Anna Messer, ’15
Compared to others engaging in the chaotic process that is Add/Drop, I just wanted to switch two classes — Biology and Seminar. Having checked with my Biology teacher the previous day to see if there was space, I arrived to school at eight o’clock on the first morning of Add/Drop week to secure a good spot in line to meet with Dean Brutsaert. The climax of my struggles with this treacherous project occurred when I was next in line right when the clock struck nine o’clock, the beginning of first period. I had three-period Biology Lab, which meant I wouldn’t be able to meet with Dean Brutsaert before fourth period, therefore jeopardizing any chance I had of switching my Seminar class. Yet, if I stayed and switched my class, it meant that I would have had first period free. So I stayed. Sure enough, I snagged the last spot available in the Seminar class. I ended up going to Lab for two periods, because since I had switched in on Wednesday, I had missed my new Biology class’ lab session, which was on Tuesday. I entered Lab and apologized to my teacher for being late. While I felt guilty for this interruption, I was not regretful of my decision. How could it be that the only way for me to achieve the schedule that I wished for was to purposefully miss the beginning of a class that I wanted to drop?

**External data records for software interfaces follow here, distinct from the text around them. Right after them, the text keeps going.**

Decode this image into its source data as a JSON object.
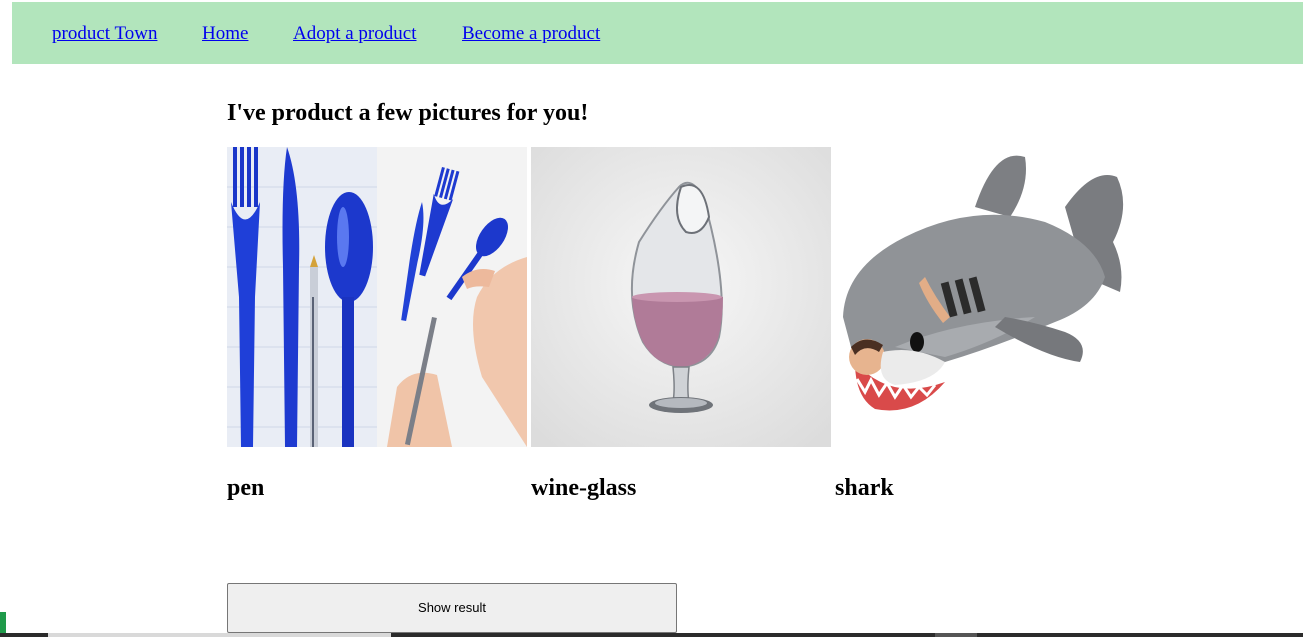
{
  "nav": {
    "brand": "product Town",
    "links": [
      "Home",
      "Adopt a product",
      "Become a product"
    ]
  },
  "main": {
    "heading": "I've product a few pictures for you!",
    "items": [
      {
        "caption": "pen",
        "image": "pen-photo"
      },
      {
        "caption": "wine-glass",
        "image": "wine-glass-photo"
      },
      {
        "caption": "shark",
        "image": "shark-photo"
      }
    ],
    "button_label": "Show result"
  },
  "colors": {
    "nav_bg": "#b2e5bc",
    "link": "#0000ee",
    "button_bg": "#efefef"
  }
}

Although the Add/Drop process is a vital example of the freedom BHSEC students are given, at our school, unlike in college, our teachers have a legal requirement to take attendance. Many students, such as Peter Hook (Y1), were placed in electives that were far from the ones they had requested. “It took me until Friday to get off of a waitlist and into an elective I wanted. I wasn’t able to hand in my Add/Drop form until Tuesday, which meant there was a possibility I was marked absent Monday” said Hook. Besides the problem with attendance, students who switched into classes towards the end of Add/Drop are often behind in their new classes, as teachers can’t afford to waste a week of their course.
It is clear that certain improvements are needed for the Add/Drop operation.
First of all, to avoid having students give up their spots in line because they have to get to class, an earlier start to Add/Drop is warranted. Additionally, students who only need to sign up for waitlists have complained that there is a lack of uniformity among how teachers manage their waitlists. Io Brooks (Y1) argued, “teachers should all use the same system; some teachers put up public waitlists, others don’t use waitlists, and it can be very complicated trying to coordinate with each teacher’s preferences.” Brooks also mentioned that at BHSEC Queens, students are informed of the meeting times of classes before they sign up for them, which makes their Add/Drop period a lot more efficient. While this may not be completely possible at BHSEC Manhattan, since the permanence of classes seen in the course guide relies on the number of students that sign up for them, it would be possible for the number of students initially enrolled in a class to be added to the course guide sent to students at the beginning of Add/Drop, as well as the typical maximum number of students allowed in each class. This would enable students to make better judgments before attempting to rearrange their schedules.
A less realistic idea proposed by some students is to try and move the Add/Drop process online. With many classes so intertwined into programs such as Moodle and Schoology, and some even using an online textbook, some wonder whether instead of running up and down stairways to be the first one on a waitlist, it would be possible to type their name on an online list. Yet this dreamlike solution has flaws—for one, not all students have regular access to the Internet. Also, any time chosen to begin the process would be in conflict with at least one student. Overall, while most students are able to achieve some version of their schedule that they are satisfied with, it is not without a little sweat and luck that they do so. Although the Add/Drop process does work, there are a few adjustments that need to be made to reduce the chaos of the system. This would lead to a better start to the semester for everyone.